Welles’s charisma was half-artifice and half-natural. “He was always posing. I remember one time he left a $100 bill for a Coca-Cola. I tell you, I was almost to the point to tears. How could a person be so vainglorious?” Welles’s Citizen Kane set designer Sam Leve said on an interview on YouTube. The posing worked almost every time. Leve remembered the incident with the tip sixty-odd years after it occurred, and this wasn’t the only stunt Welles is well-remembered for pulling. Part of his fame lies in the pieces of acting lore about him that sound like urban legends but are all too true: The fact that he hired actual voodoo priests to play the Weird Sisters in his 1936 stage production of Macbeth with an all-black cast, or that he played Sir John Falstaff at a time in his life when he was so fat he had to go on a diet to portray Shakespeare’s famously portly rogue. But beyond the apparent vainglory, Welles was also impossible to ignore physically. He stood six-foot-one and as he aged he steadily gained weight until he weighed 250 pounds or more. Even in his first medium of choice, radio, where physical features can’t be communicated to the audience, his powerful and distinctive voice made him instantly recognizable to listeners. The panic his The War of the Worlds broadcast caused was proof of his charisma – it was stated outright that the program was fiction at the beginning of the broadcast, and the events in it didn’t unfold in real time, yet the sheer authority he projected was enough to convince the audience it was all real.

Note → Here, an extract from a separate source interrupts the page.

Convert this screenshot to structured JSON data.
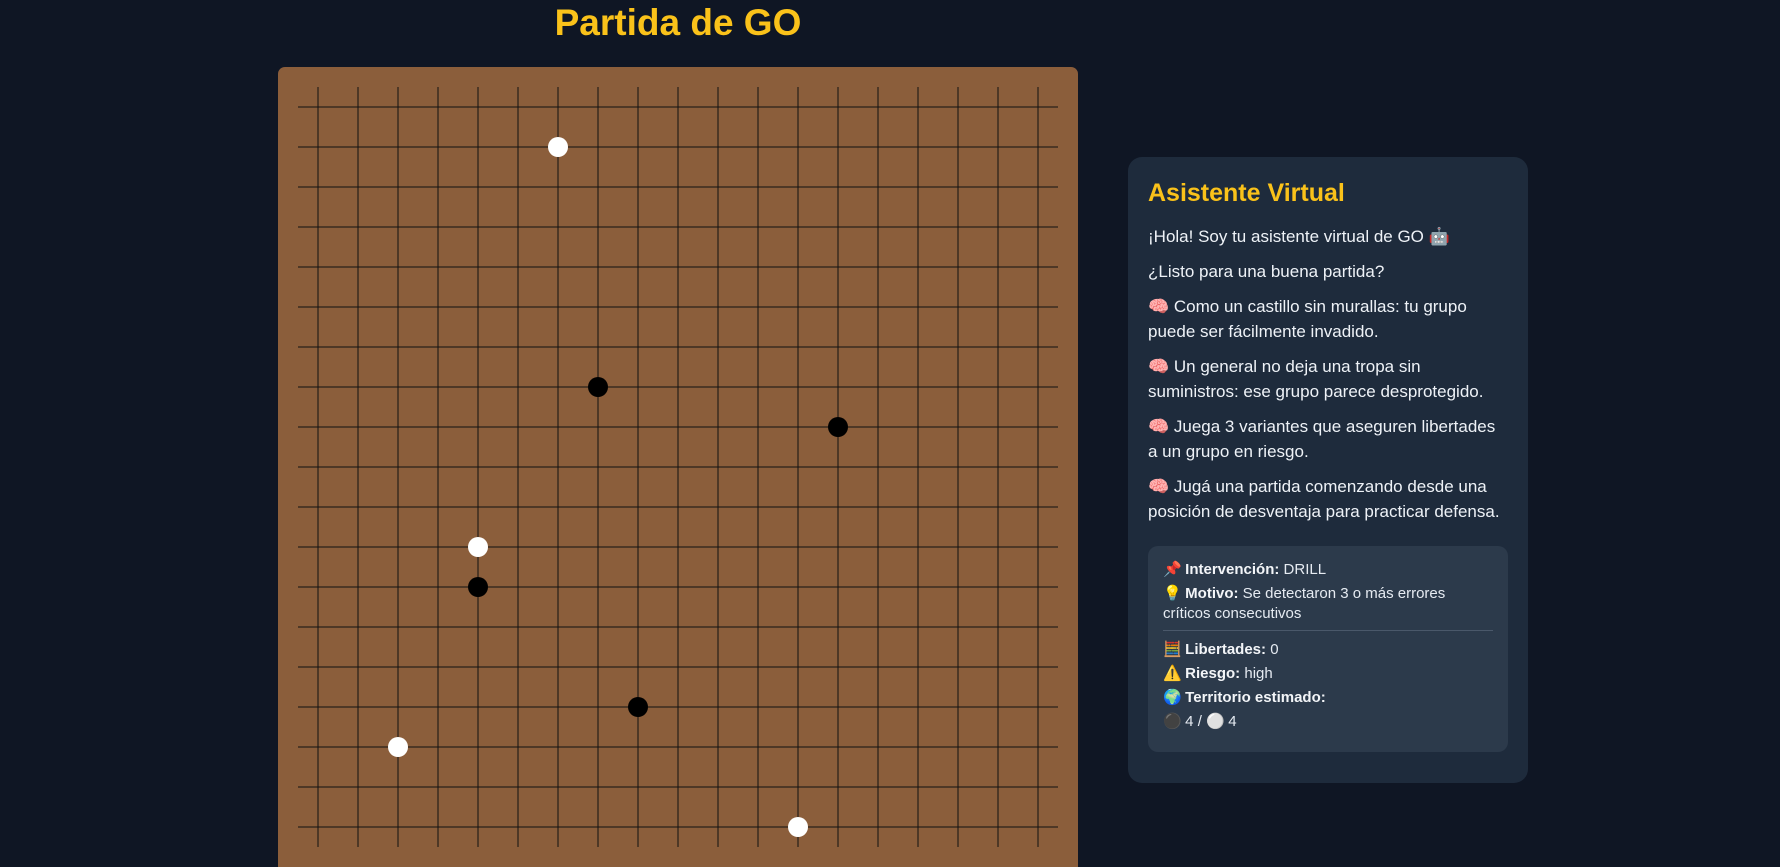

It wasn’t long before Welles came to personify epic bombast in the public eye. In Peter Bogdanovich’s book of interviews with him, Welles claims that he and his Worlds briefly caused people to disbelieve that Pearl Harbor had been attacked because he was the first radio broadcaster to announce the news and did so in the middle of a “patriotic broadcast.” “Now, doesn’t that sound like me trying to do that again?” he imagined people thinking.

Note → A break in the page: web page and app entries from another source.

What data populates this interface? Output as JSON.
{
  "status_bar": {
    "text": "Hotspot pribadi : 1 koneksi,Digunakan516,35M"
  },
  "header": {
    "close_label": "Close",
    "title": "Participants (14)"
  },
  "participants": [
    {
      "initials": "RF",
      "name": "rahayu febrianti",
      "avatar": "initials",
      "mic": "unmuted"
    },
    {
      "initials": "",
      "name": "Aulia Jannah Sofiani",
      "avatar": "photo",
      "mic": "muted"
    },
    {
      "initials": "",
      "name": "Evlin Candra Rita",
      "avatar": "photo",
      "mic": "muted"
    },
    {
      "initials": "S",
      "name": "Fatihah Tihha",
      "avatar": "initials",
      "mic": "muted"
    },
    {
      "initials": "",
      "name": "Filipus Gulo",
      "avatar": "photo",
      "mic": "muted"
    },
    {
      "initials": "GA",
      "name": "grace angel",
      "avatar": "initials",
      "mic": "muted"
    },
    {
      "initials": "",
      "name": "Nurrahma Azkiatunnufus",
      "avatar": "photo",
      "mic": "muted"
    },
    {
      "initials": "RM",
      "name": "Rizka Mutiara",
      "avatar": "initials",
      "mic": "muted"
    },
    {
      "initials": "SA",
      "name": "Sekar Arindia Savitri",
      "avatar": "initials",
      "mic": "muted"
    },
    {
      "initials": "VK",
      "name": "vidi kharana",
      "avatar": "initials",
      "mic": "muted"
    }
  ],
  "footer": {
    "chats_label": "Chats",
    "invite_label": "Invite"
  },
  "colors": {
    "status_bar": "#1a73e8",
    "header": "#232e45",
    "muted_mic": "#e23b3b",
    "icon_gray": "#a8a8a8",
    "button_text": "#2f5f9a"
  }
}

“He was a Shakespearean by training and by his own conceit, and he brought the blustering, British style of Shakespearean acting to the American public at large,” film historian Joseph McBride said in a phone interview. According to McBride, Welles “basked in the limelight, but at the same time felt he had to earn his place there. It wouldn’t suit his pride to be famous simply for doing a few things that were considered great early in his career, he had to keep feeding his ego and wound up becoming more famous for it.”

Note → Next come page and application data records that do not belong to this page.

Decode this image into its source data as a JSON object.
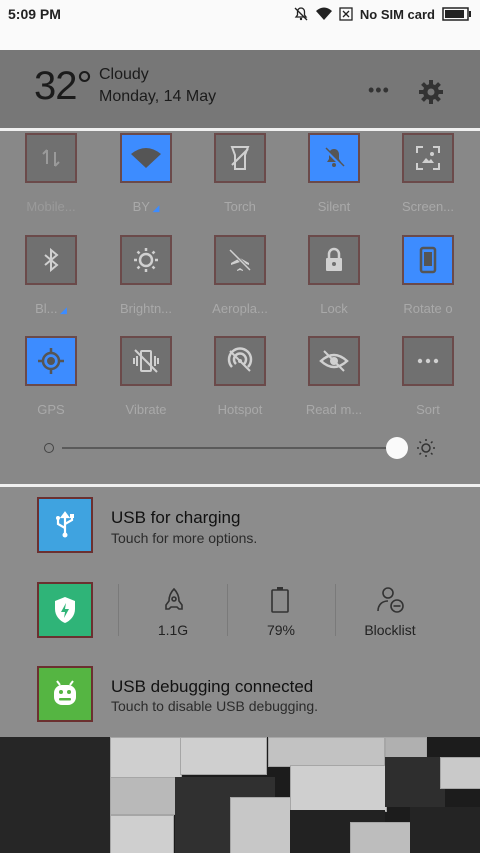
{
  "status_bar": {
    "time": "5:09 PM",
    "carrier": "No SIM card"
  },
  "weather": {
    "temperature": "32°",
    "condition": "Cloudy",
    "date": "Monday, 14 May"
  },
  "quick_settings": {
    "tiles": [
      {
        "label": "Mobile...",
        "icon": "mobile-data-icon",
        "on": false
      },
      {
        "label": "BY",
        "icon": "wifi-icon",
        "on": true
      },
      {
        "label": "Torch",
        "icon": "torch-icon",
        "on": false
      },
      {
        "label": "Silent",
        "icon": "silent-bell-icon",
        "on": true
      },
      {
        "label": "Screen...",
        "icon": "screenshot-icon",
        "on": false
      },
      {
        "label": "Bl...",
        "icon": "bluetooth-icon",
        "on": false
      },
      {
        "label": "Brightn...",
        "icon": "brightness-icon",
        "on": false
      },
      {
        "label": "Aeropla...",
        "icon": "airplane-icon",
        "on": false
      },
      {
        "label": "Lock",
        "icon": "lock-icon",
        "on": false
      },
      {
        "label": "Rotate o",
        "icon": "rotate-icon",
        "on": true
      },
      {
        "label": "GPS",
        "icon": "gps-icon",
        "on": true
      },
      {
        "label": "Vibrate",
        "icon": "vibrate-icon",
        "on": false
      },
      {
        "label": "Hotspot",
        "icon": "hotspot-icon",
        "on": false
      },
      {
        "label": "Read m...",
        "icon": "reading-mode-icon",
        "on": false
      },
      {
        "label": "Sort",
        "icon": "more-icon",
        "on": false
      }
    ],
    "brightness_level": 0.99
  },
  "notifications": {
    "usb": {
      "title": "USB for charging",
      "subtitle": "Touch for more options."
    },
    "security": {
      "stats": [
        {
          "value": "1.1G",
          "icon": "rocket-icon"
        },
        {
          "value": "79%",
          "icon": "battery-icon"
        },
        {
          "value": "Blocklist",
          "icon": "person-block-icon"
        }
      ]
    },
    "debug": {
      "title": "USB debugging connected",
      "subtitle": "Touch to disable USB debugging."
    }
  },
  "colors": {
    "accent": "#3d8cff",
    "usb_icon": "#3fa3e0",
    "security_icon": "#2fb478",
    "android_icon": "#55b542"
  }
}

Not everything Welles produced was critically hailed or became a classic, however. He loved money just as much as he did fame. He believed himself to be a great artist, but was unconcerned with the idea of “compromising his artistic integrity” in pursuit of profit. “At times it seemed he would take any role if it came with a paycheck,” McBride said. Welles’s “selling out” made him a ripe target for that sure vector of fame: parody. Among other quick-and-dirty roles taken for pure profit, Welles made commercials for frozen peas and wine, and the outtakes from these commercials have become the stuff of legend thanks to Welles’s bad temper and sarcastic demeanor. Comedic works such as the television shows The Critic (in which an ersatz Welles shills Rosebud Frozen Peas and Blotto Brothers Wine) and Futurama have spoofed him for his advertising-world infamy years after his death. He later endured starring roles in two films based on 1980s children’s television series (The Muppet Movie and Transformers: the Movie), whose source material he said he despised. Ironically, his performances helped these to become cult classics and introduced his acting to a whole generation of Americans while they were too young to care about his “serious” work.

Perhaps Welles’s Transformers role, which was also his last, can serve as an apt metaphor for his career. He portrayed the voice of Unicron, the villain of the piece, a planet-sized robotic deity who sought to devour the universe. Welles himself sometimes seemed like he wanted to consume the universe of film, radio, and theater, and make it a part of him. His pride seeped its way into everything he touched, and he had intellectual tendrils running all throughout Hollywood. Unicron’s last words, and hence the last words that Welles ever spoke on film, are “My destiny… you cannot destroy my destiny!” A fitting end for someone who always believed he was fated for greatness, and melodramatic to the last.